## EXERCISE DESCRIPTION
Beneath this task is a listing; retype all of it exactly.

## DATA

# # # #

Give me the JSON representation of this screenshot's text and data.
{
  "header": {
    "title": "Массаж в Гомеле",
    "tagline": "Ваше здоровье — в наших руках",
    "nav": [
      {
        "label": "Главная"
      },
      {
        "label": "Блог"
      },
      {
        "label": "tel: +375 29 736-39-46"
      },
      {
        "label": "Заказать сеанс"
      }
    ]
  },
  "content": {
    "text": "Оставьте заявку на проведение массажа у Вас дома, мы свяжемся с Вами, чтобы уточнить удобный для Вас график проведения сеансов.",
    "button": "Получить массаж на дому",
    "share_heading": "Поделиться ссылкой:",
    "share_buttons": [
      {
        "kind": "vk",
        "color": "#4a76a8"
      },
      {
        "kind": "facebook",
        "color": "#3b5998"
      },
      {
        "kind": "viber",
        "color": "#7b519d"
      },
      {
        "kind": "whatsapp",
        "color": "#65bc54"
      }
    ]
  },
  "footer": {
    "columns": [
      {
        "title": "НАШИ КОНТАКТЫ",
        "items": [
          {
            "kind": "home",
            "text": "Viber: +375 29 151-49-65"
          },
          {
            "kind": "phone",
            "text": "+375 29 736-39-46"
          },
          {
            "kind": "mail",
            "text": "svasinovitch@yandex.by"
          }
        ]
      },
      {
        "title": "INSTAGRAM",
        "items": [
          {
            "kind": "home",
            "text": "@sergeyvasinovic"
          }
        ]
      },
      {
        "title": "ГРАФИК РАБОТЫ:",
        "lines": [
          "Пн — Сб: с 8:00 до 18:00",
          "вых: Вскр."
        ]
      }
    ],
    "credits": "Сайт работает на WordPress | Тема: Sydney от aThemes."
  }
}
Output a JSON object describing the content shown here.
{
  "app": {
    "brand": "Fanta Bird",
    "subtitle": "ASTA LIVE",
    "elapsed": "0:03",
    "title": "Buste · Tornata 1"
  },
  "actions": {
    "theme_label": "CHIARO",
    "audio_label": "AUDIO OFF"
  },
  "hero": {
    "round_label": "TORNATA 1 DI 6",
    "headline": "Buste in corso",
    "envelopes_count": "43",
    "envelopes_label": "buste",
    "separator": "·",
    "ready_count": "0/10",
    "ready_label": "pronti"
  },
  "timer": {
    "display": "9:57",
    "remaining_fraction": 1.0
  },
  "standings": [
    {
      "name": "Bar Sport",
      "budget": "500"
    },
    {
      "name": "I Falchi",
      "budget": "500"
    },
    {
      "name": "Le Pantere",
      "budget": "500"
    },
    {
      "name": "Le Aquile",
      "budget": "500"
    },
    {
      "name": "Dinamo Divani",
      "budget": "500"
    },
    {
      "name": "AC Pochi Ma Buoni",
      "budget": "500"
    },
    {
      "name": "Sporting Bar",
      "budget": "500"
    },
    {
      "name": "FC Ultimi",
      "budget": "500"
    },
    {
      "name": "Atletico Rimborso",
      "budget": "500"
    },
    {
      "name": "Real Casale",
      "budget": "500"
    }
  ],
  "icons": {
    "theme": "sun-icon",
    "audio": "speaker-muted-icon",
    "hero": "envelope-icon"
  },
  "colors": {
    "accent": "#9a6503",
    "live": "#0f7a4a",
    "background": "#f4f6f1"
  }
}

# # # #

## EXERCISE RESULT
Give me the JSON representation of this screenshot's text and data.
{
  "header": {
    "title": "Массаж в Гомеле",
    "tagline": "Ваше здоровье — в наших руках",
    "nav": [
      {
        "label": "Главная"
      },
      {
        "label": "Блог"
      },
      {
        "label": "tel: +375 29 736-39-46"
      },
      {
        "label": "Заказать сеанс"
      }
    ]
  },
  "content": {
    "text": "Оставьте заявку на проведение массажа у Вас дома, мы свяжемся с Вами, чтобы уточнить удобный для Вас график проведения сеансов.",
    "button": "Получить массаж на дому",
    "share_heading": "Поделиться ссылкой:",
    "share_buttons": [
      {
        "kind": "vk",
        "color": "#4a76a8"
      },
      {
        "kind": "facebook",
        "color": "#3b5998"
      },
      {
        "kind": "viber",
        "color": "#7b519d"
      },
      {
        "kind": "whatsapp",
        "color": "#65bc54"
      }
    ]
  },
  "footer": {
    "columns": [
      {
        "title": "НАШИ КОНТАКТЫ",
        "items": [
          {
            "kind": "home",
            "text": "Viber: +375 29 151-49-65"
          },
          {
            "kind": "phone",
            "text": "+375 29 736-39-46"
          },
          {
            "kind": "mail",
            "text": "svasinovitch@yandex.by"
          }
        ]
      },
      {
        "title": "INSTAGRAM",
        "items": [
          {
            "kind": "home",
            "text": "@sergeyvasinovic"
          }
        ]
      },
      {
        "title": "ГРАФИК РАБОТЫ:",
        "lines": [
          "Пн — Сб: с 8:00 до 18:00",
          "вых: Вскр."
        ]
      }
    ],
    "credits": "Сайт работает на WordPress | Тема: Sydney от aThemes."
  }
}
Output a JSON object describing the content shown here.
{
  "app": {
    "brand": "Fanta Bird",
    "subtitle": "ASTA LIVE",
    "elapsed": "0:03",
    "title": "Buste · Tornata 1"
  },
  "actions": {
    "theme_label": "CHIARO",
    "audio_label": "AUDIO OFF"
  },
  "hero": {
    "round_label": "TORNATA 1 DI 6",
    "headline": "Buste in corso",
    "envelopes_count": "43",
    "envelopes_label": "buste",
    "separator": "·",
    "ready_count": "0/10",
    "ready_label": "pronti"
  },
  "timer": {
    "display": "9:57",
    "remaining_fraction": 1.0
  },
  "standings": [
    {
      "name": "Bar Sport",
      "budget": "500"
    },
    {
      "name": "I Falchi",
      "budget": "500"
    },
    {
      "name": "Le Pantere",
      "budget": "500"
    },
    {
      "name": "Le Aquile",
      "budget": "500"
    },
    {
      "name": "Dinamo Divani",
      "budget": "500"
    },
    {
      "name": "AC Pochi Ma Buoni",
      "budget": "500"
    },
    {
      "name": "Sporting Bar",
      "budget": "500"
    },
    {
      "name": "FC Ultimi",
      "budget": "500"
    },
    {
      "name": "Atletico Rimborso",
      "budget": "500"
    },
    {
      "name": "Real Casale",
      "budget": "500"
    }
  ],
  "icons": {
    "theme": "sun-icon",
    "audio": "speaker-muted-icon",
    "hero": "envelope-icon"
  },
  "colors": {
    "accent": "#9a6503",
    "live": "#0f7a4a",
    "background": "#f4f6f1"
  }
}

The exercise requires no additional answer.